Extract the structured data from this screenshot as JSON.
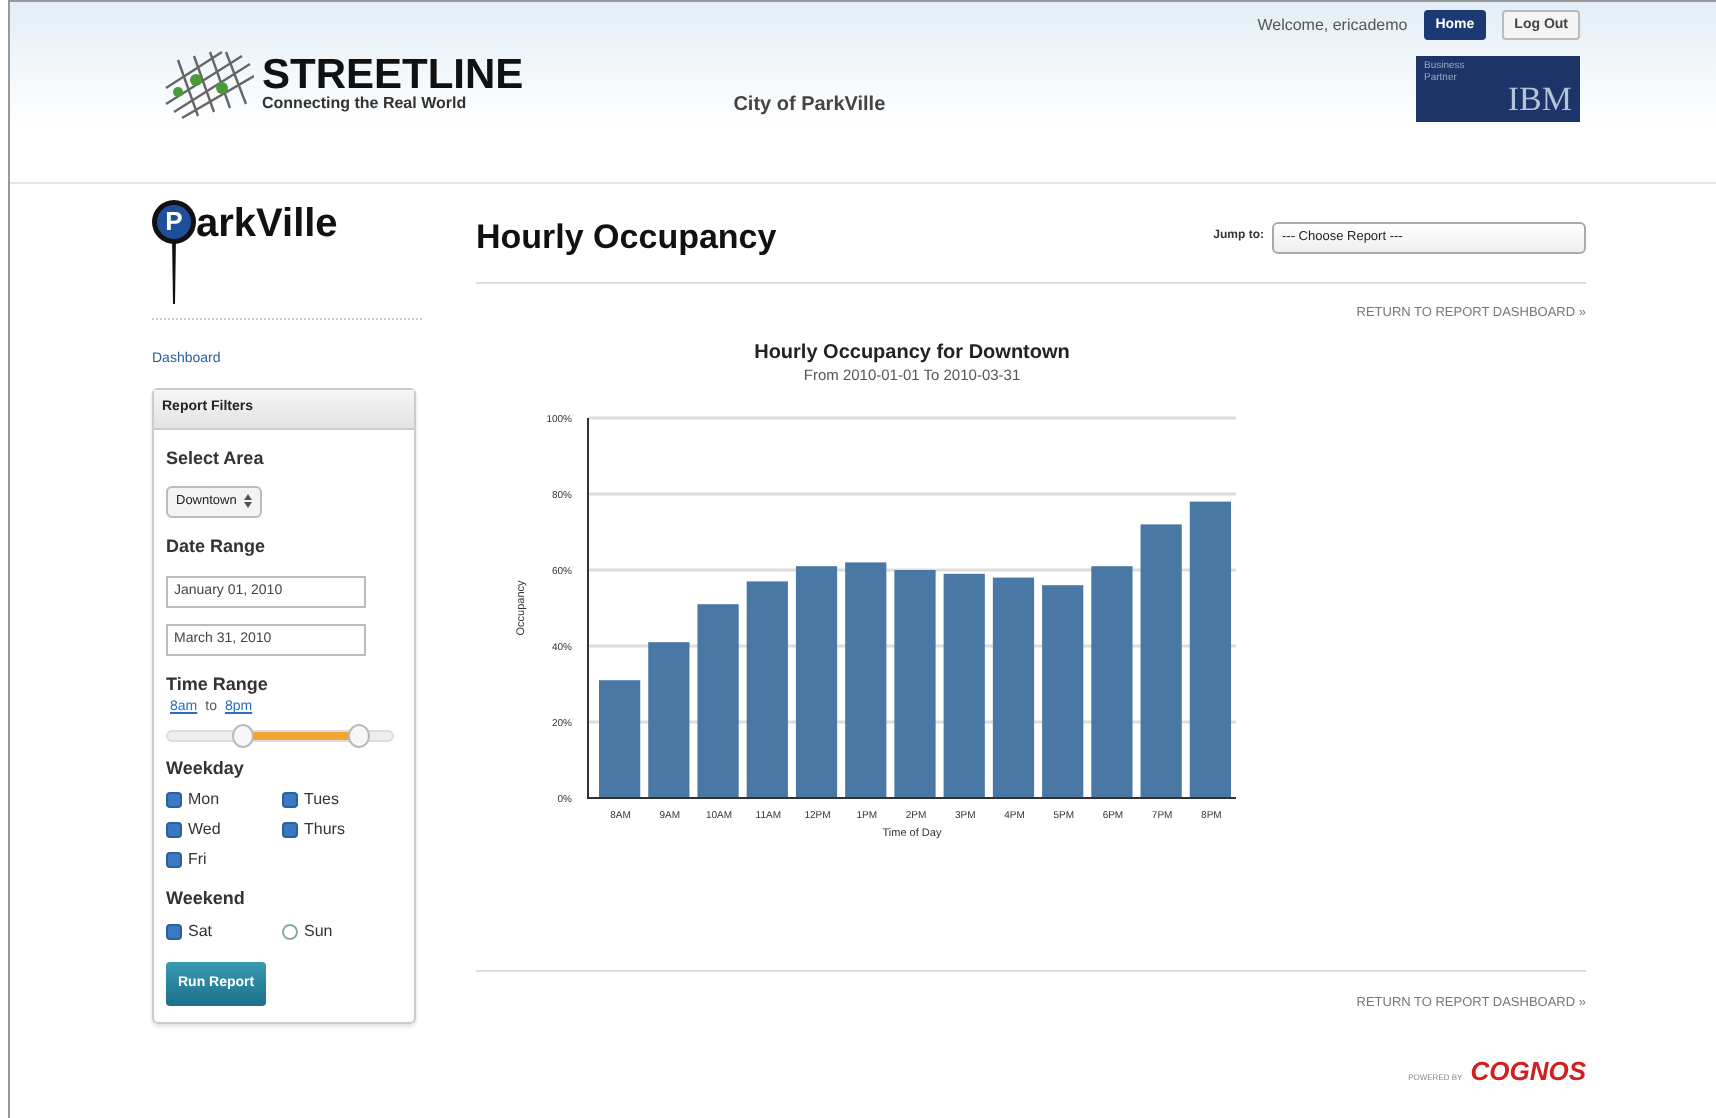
{
  "header": {
    "brand": "STREETLINE",
    "tagline": "Connecting the Real World",
    "city": "City of ParkVille",
    "welcome": "Welcome, ericademo",
    "buttons": [
      {
        "label": "Home",
        "selected": true
      },
      {
        "label": "Log Out",
        "selected": false
      }
    ],
    "partner": {
      "line1": "Business",
      "line2": "Partner",
      "mark": "IBM"
    }
  },
  "sidebar": {
    "logo": {
      "pin_letter": "P",
      "text": "arkVille"
    },
    "link": "Dashboard",
    "panel_title": "Report Filters",
    "area": {
      "label": "Select Area",
      "value": "Downtown"
    },
    "dates": {
      "label": "Date Range",
      "from": "January 01, 2010",
      "to": "March 31, 2010"
    },
    "time": {
      "label": "Time Range",
      "start": "8am",
      "sep": "to",
      "end": "8pm",
      "thumbs": [
        {
          "level": 0.33
        },
        {
          "level": 0.85
        }
      ]
    },
    "weekday": {
      "label": "Weekday",
      "days": [
        {
          "label": "Mon",
          "checked": true
        },
        {
          "label": "Tues",
          "checked": true
        },
        {
          "label": "Wed",
          "checked": true
        },
        {
          "label": "Thurs",
          "checked": true
        },
        {
          "label": "Fri",
          "checked": true
        }
      ]
    },
    "weekend": {
      "label": "Weekend",
      "days": [
        {
          "label": "Sat",
          "checked": true
        },
        {
          "label": "Sun",
          "checked": false
        }
      ]
    },
    "run": "Run Report"
  },
  "main": {
    "title": "Hourly Occupancy",
    "jump_label": "Jump to:",
    "jump_value": "--- Choose Report ---",
    "return_top": "RETURN TO REPORT DASHBOARD »",
    "return_bottom": "RETURN TO REPORT DASHBOARD »",
    "chart_data": {
      "type": "bar",
      "title": "Hourly Occupancy for Downtown",
      "subtitle": "From 2010-01-01 To 2010-03-31",
      "xlabel": "Time of Day",
      "ylabel": "Occupancy",
      "categories": [
        "8AM",
        "9AM",
        "10AM",
        "11AM",
        "12PM",
        "1PM",
        "2PM",
        "3PM",
        "4PM",
        "5PM",
        "6PM",
        "7PM",
        "8PM"
      ],
      "grid": true,
      "series": [
        {
          "color": "#4a78a4",
          "values": [
            31,
            41,
            51,
            57,
            61,
            62,
            60,
            59,
            58,
            56,
            61,
            72,
            78
          ]
        }
      ],
      "ylim": [
        0,
        100
      ],
      "yticks": [
        {
          "value": 0,
          "label": "0%"
        },
        {
          "value": 20,
          "label": "20%"
        },
        {
          "value": 40,
          "label": "40%"
        },
        {
          "value": 60,
          "label": "60%"
        },
        {
          "value": 80,
          "label": "80%"
        },
        {
          "value": 100,
          "label": "100%"
        }
      ]
    }
  },
  "footer": {
    "powered": "POWERED BY",
    "brand": "COGNOS"
  }
}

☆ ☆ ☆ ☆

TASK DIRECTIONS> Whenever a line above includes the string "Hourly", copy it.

PROBLEM SOLUTION>
    "title": "Hourly Occupancy",
      "title": "Hourly Occupancy for Downtown",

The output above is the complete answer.